Since this was my first real action game, I apprehended the combat. The stealthy stuff, such as making Altaïr creep up on an unsuspecting victim and swiftly stick a knife in their back, came naturally enough (take that as you will…). But open combat took some work. It was simply a matter of getting used to it, and it won’t pose any particular challenge to action game veterans, but I did have to give my reflexes a bit of a shake to get used to blocking and countering, which is, by far, the most efficient way of fighting in this game. Still, once I’d come to grips with the technique, it became a treat to watch Altaïr stabbing his way through hapless soldiers who had no idea what hit them. I must really commend the combat choreography, by the way. In the hands of a skilled player, it looks like some sort of deadly dance.

The sandbox aspect of the game does its job well, and if you’ve played any of Ubisoft’s Prince of Persia games, you’ll be right at home with Altaïr’s acrobatics, even though he’s less of a gymnast than the Prince. Playing Spiderman among the rooftops is thoroughly entertaining. Scaling minarets and belfries to get an overview of the area and then swallow-diving off them (into haystacks…which should be lethal, but who needs realism, right?) is a novel way to fill in the area map, and the views themselves are impressive, especially for someone who’s afraid of heights, like me. The leap from the cross of the cathedral of Acre–the tallest building in the game–was a particularly intense moment.

Other positive aspects include graphics and…language. Despite some of the textures seeming overly sharp (I’m not sure how else to describe it), the game looks good. An added peculiarity is that each of the three big cities Altaïr visits has its own unobtrusive, but present colour palette: Acre has a bluish hue, Damascus red and Jerusalem green. As for the linguistic aspect, it’s noteworthy for its accuracy. Historical facts may have been doctored to make for a more exciting experience–most of Altaïr’s targets were real historical figures, but they weren’t quite as…colourful as in the game–, but the language is spot-on. Ubisoft is a French company, so it stands to reason that they’d know their stuff, but hearing a proper French accent in an Anglo-Saxon game is a rare enough occurrence to be noteworthy. Even random soldiers who spoke entirely in French (“Je vais t’étriper!”) were perfectly fluent. Same for the German, as far as I could tell. Details, I know, but they help the immersion. The only thing that could’ve made it better would’ve been if Altaïr himself had an accent.

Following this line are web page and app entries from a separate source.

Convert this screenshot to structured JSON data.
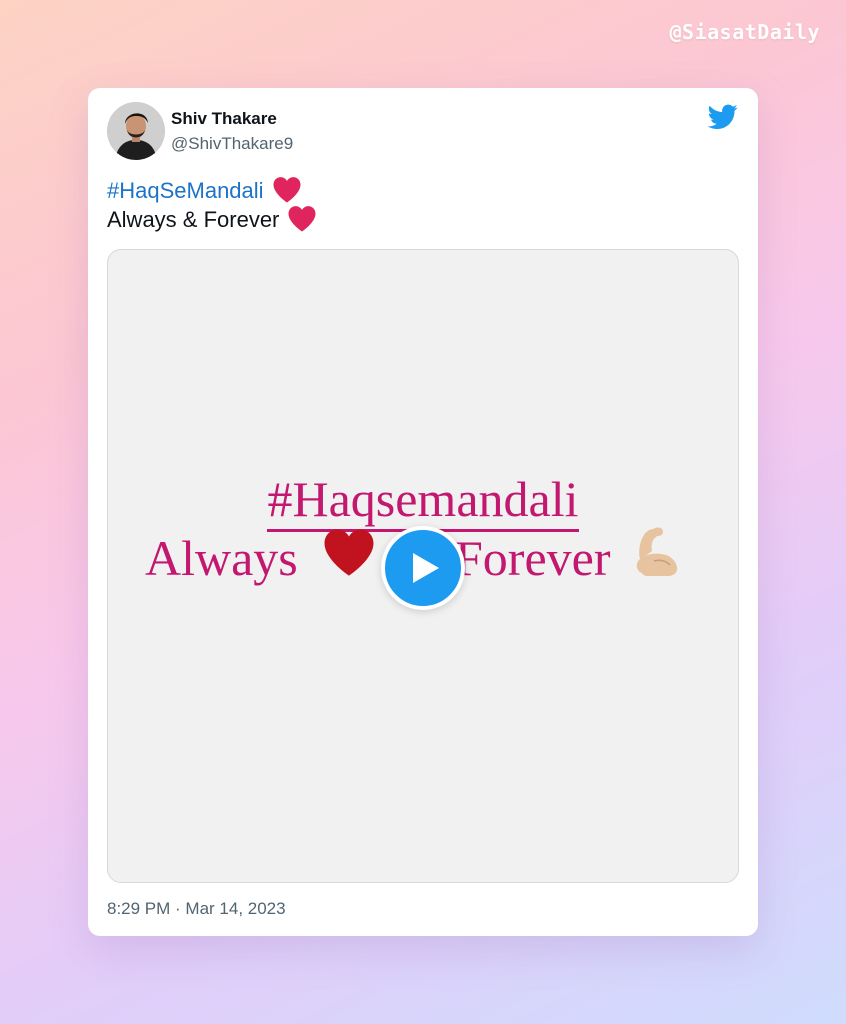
{
  "watermark": "@SiasatDaily",
  "tweet": {
    "author": {
      "name": "Shiv Thakare",
      "handle": "@ShivThakare9"
    },
    "text": {
      "hashtag": "#HaqSeMandali",
      "line2": "Always & Forever"
    },
    "media": {
      "type": "video",
      "overlay_hashtag": "#Haqsemandali",
      "overlay_word1": "Always",
      "overlay_word2": "Forever"
    },
    "timestamp": "8:29 PM · Mar 14, 2023"
  },
  "icons": {
    "brand": "twitter-bird-icon",
    "emoji_heart": "red-heart-icon",
    "emoji_muscle": "flexed-biceps-icon",
    "play": "play-icon"
  },
  "colors": {
    "twitter_blue": "#1d9bf0",
    "hashtag_link": "#1d73c8",
    "video_text": "#c2186f",
    "heart_red": "#e0245e"
  }
}
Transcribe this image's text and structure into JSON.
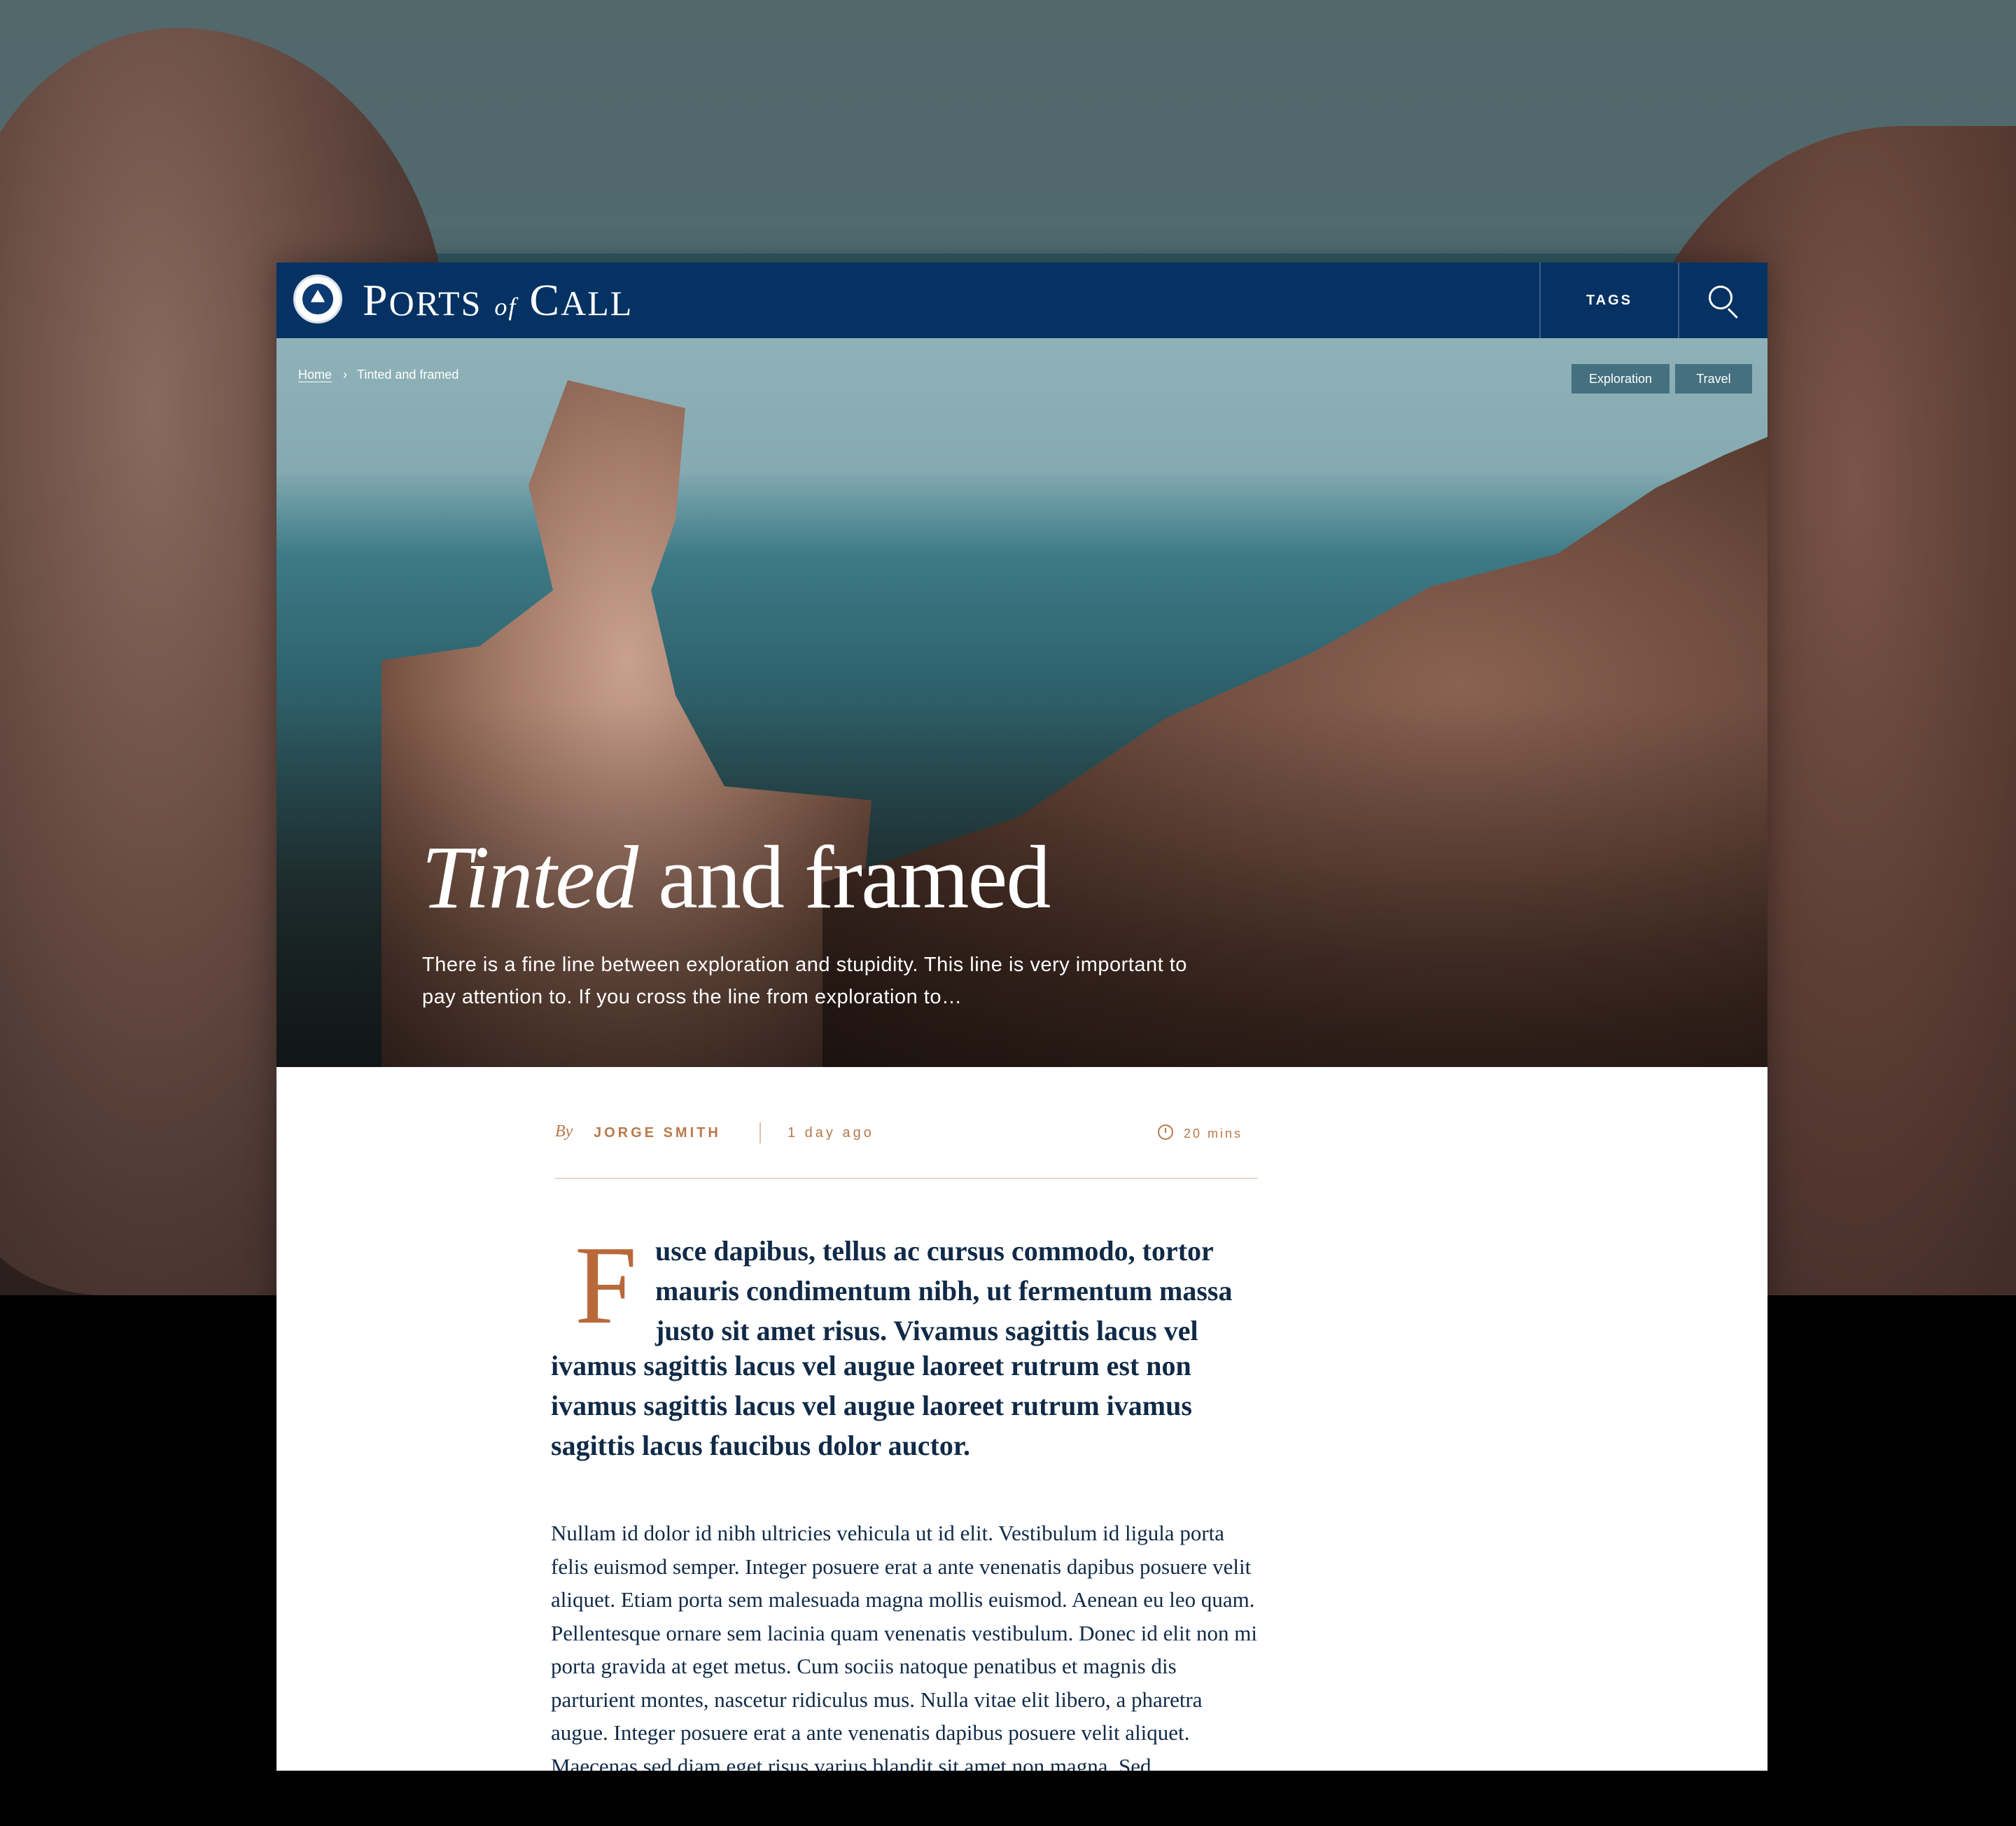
{
  "header": {
    "brand_ports": "P",
    "brand_orts": "ORTS",
    "brand_of": "of",
    "brand_c": "C",
    "brand_all": "ALL",
    "tags_label": "TAGS"
  },
  "breadcrumb": {
    "home": "Home",
    "current": "Tinted and framed"
  },
  "tags": [
    "Exploration",
    "Travel"
  ],
  "hero": {
    "title_italic": "Tinted",
    "title_rest": " and framed",
    "subtitle": "There is a fine line between exploration and stupidity. This line is very important to pay attention to. If you cross the line from exploration to…"
  },
  "meta": {
    "by": "By",
    "author": "JORGE SMITH",
    "posted": "1 day ago",
    "read_time": "20 mins"
  },
  "article": {
    "drop_cap": "F",
    "lead_first": "usce dapibus, tellus ac cursus commodo, tortor mauris condimentum nibh, ut fermentum massa justo sit amet risus. Vivamus sagittis lacus vel",
    "lead_rest": "ivamus sagittis lacus vel augue laoreet rutrum est non ivamus sagittis lacus vel augue laoreet rutrum ivamus sagittis lacus faucibus dolor auctor.",
    "paragraph": "Nullam id dolor id nibh ultricies vehicula ut id elit. Vestibulum id ligula porta felis euismod semper. Integer posuere erat a ante venenatis dapibus posuere velit aliquet. Etiam porta sem malesuada magna mollis euismod. Aenean eu leo quam. Pellentesque ornare sem lacinia quam venenatis vestibulum. Donec id elit non mi porta gravida at eget metus. Cum sociis natoque penatibus et magnis dis parturient montes, nascetur ridiculus mus. Nulla vitae elit libero, a pharetra augue. Integer posuere erat a ante venenatis dapibus posuere velit aliquet. Maecenas sed diam eget risus varius blandit sit amet non magna. Sed"
  }
}
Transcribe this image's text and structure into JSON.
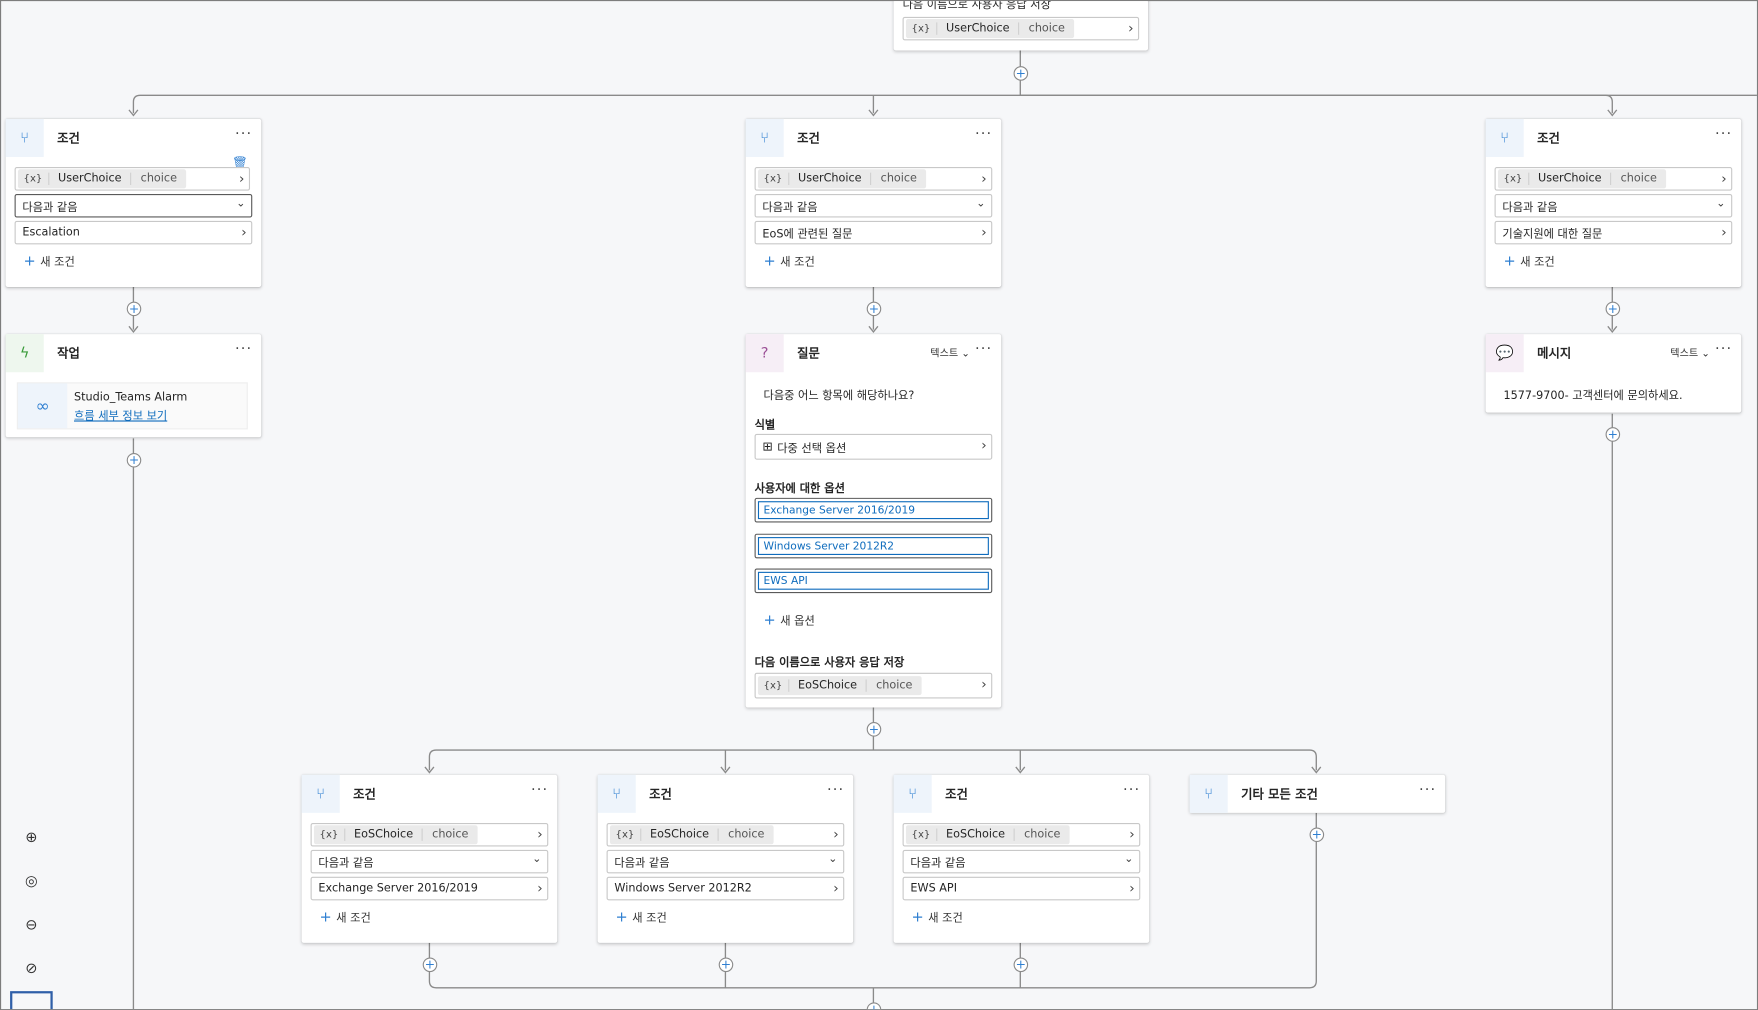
{
  "top_node": {
    "label": "다음 이름으로 사용자 응답 저장",
    "var_icon": "{x}",
    "var_name": "UserChoice",
    "var_type": "choice"
  },
  "conditions_top": [
    {
      "title": "조건",
      "var_icon": "{x}",
      "var_name": "UserChoice",
      "var_type": "choice",
      "operator": "다음과 같음",
      "value": "Escalation",
      "add_label": "새 조건",
      "more": "···"
    },
    {
      "title": "조건",
      "var_icon": "{x}",
      "var_name": "UserChoice",
      "var_type": "choice",
      "operator": "다음과 같음",
      "value": "EoS에 관련된 질문",
      "add_label": "새 조건",
      "more": "···"
    },
    {
      "title": "조건",
      "var_icon": "{x}",
      "var_name": "UserChoice",
      "var_type": "choice",
      "operator": "다음과 같음",
      "value": "기술지원에 대한 질문",
      "add_label": "새 조건",
      "more": "···"
    }
  ],
  "action_node": {
    "title": "작업",
    "flow_name": "Studio_Teams Alarm",
    "flow_link": "흐름 세부 정보 보기",
    "more": "···"
  },
  "question_node": {
    "title": "질문",
    "type_label": "텍스트",
    "more": "···",
    "prompt": "다음중 어느 항목에 해당하나요?",
    "identify_label": "식별",
    "identify_value": "다중 선택 옵션",
    "options_label": "사용자에 대한 옵션",
    "options": [
      "Exchange Server 2016/2019",
      "Windows Server 2012R2",
      "EWS API"
    ],
    "add_option": "새 옵션",
    "save_label": "다음 이름으로 사용자 응답 저장",
    "var_icon": "{x}",
    "var_name": "EoSChoice",
    "var_type": "choice"
  },
  "message_node": {
    "title": "메시지",
    "type_label": "텍스트",
    "more": "···",
    "text": "1577-9700- 고객센터에 문의하세요."
  },
  "conditions_bottom": [
    {
      "title": "조건",
      "var_icon": "{x}",
      "var_name": "EoSChoice",
      "var_type": "choice",
      "operator": "다음과 같음",
      "value": "Exchange Server 2016/2019",
      "add_label": "새 조건",
      "more": "···"
    },
    {
      "title": "조건",
      "var_icon": "{x}",
      "var_name": "EoSChoice",
      "var_type": "choice",
      "operator": "다음과 같음",
      "value": "Windows Server 2012R2",
      "add_label": "새 조건",
      "more": "···"
    },
    {
      "title": "조건",
      "var_icon": "{x}",
      "var_name": "EoSChoice",
      "var_type": "choice",
      "operator": "다음과 같음",
      "value": "EWS API",
      "add_label": "새 조건",
      "more": "···"
    }
  ],
  "else_node": {
    "title": "기타 모든 조건",
    "more": "···"
  },
  "zoom_controls": [
    "zoom-in-icon",
    "recenter-icon",
    "zoom-out-icon",
    "reset-icon",
    "minimap-icon"
  ],
  "accent_color": "#2f7fd1"
}
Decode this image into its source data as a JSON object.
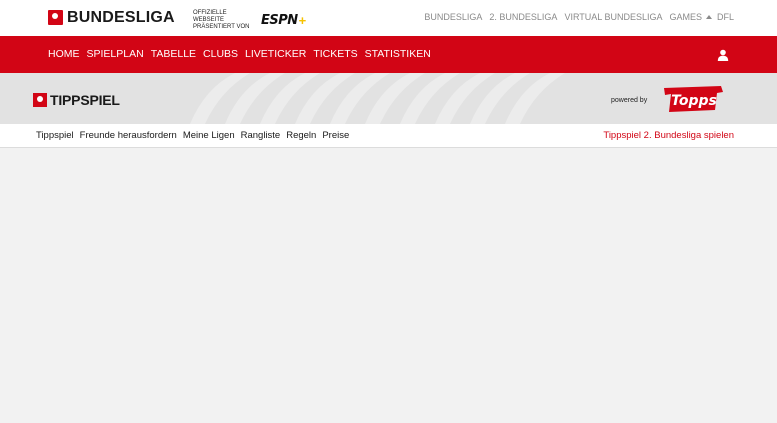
{
  "header": {
    "logo_text": "BUNDESLIGA",
    "espn_caption": "OFFIZIELLE WEBSEITE PRÄSENTIERT VON",
    "espn_logo": "ESPN",
    "espn_plus": "+",
    "links": [
      "BUNDESLIGA",
      "2. BUNDESLIGA",
      "VIRTUAL BUNDESLIGA",
      "GAMES",
      "DFL"
    ]
  },
  "nav": {
    "items": [
      "HOME",
      "SPIELPLAN",
      "TABELLE",
      "CLUBS",
      "LIVETICKER",
      "TICKETS",
      "STATISTIKEN"
    ],
    "user_icon": "user-icon"
  },
  "banner": {
    "title": "TIPPSPIEL",
    "powered_by": "powered by",
    "sponsor": "Topps"
  },
  "subnav": {
    "items": [
      "Tippspiel",
      "Freunde herausfordern",
      "Meine Ligen",
      "Rangliste",
      "Regeln",
      "Preise"
    ],
    "right_link": "Tippspiel 2. Bundesliga spielen"
  },
  "colors": {
    "brand_red": "#d20515",
    "background": "#f2f2f2"
  }
}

The bane of Altaïr's existenceHowever, there are also negative elements. To start with the anecdotic, the beggar women who plague every city are the devil incarnate (“I’m poor and sick and hungry!”); if you don’t know what I mean, play the game, and you soon will. Secondly, and more importantly, a lot of people complain about the game’s repetitiveness, and while I found the context of each assassination episode to be interesting enough to make up for the fact that you essentially had to do the same thing every time, I can certainly concur. You’ll definitely get a sense of déjà vu after a while. And it will onlyFlagged get worse if you decide to go flag hunting: I’m really wondering why the developers felt the need to put so many of them in the game. There are also quite a few glitches (think random non-playable characters in gravity-defying positions on rooftops), which give the game a bit of an unpolished feel. The music is adequate, but nothing more. And, last but certainly not least, the ending is terrible. I understand that the developers likely wanted a tie-in with the sequel, but they probably got a tad overzealous. It’s as if the game didn’t end at all.

Nevertheless, I still had a great time. The initial concept is original enough to outweigh the kinks in execution, at least for me, and if the rest of the series is anything to go by, the developers do take account of the criticism they receive. Subsequent games have made a genuine effort to streamline the gameplay. I still far prefer Altaïr to his successor, Ezio, though. So here’s to the original four-fingered stabbing wonder.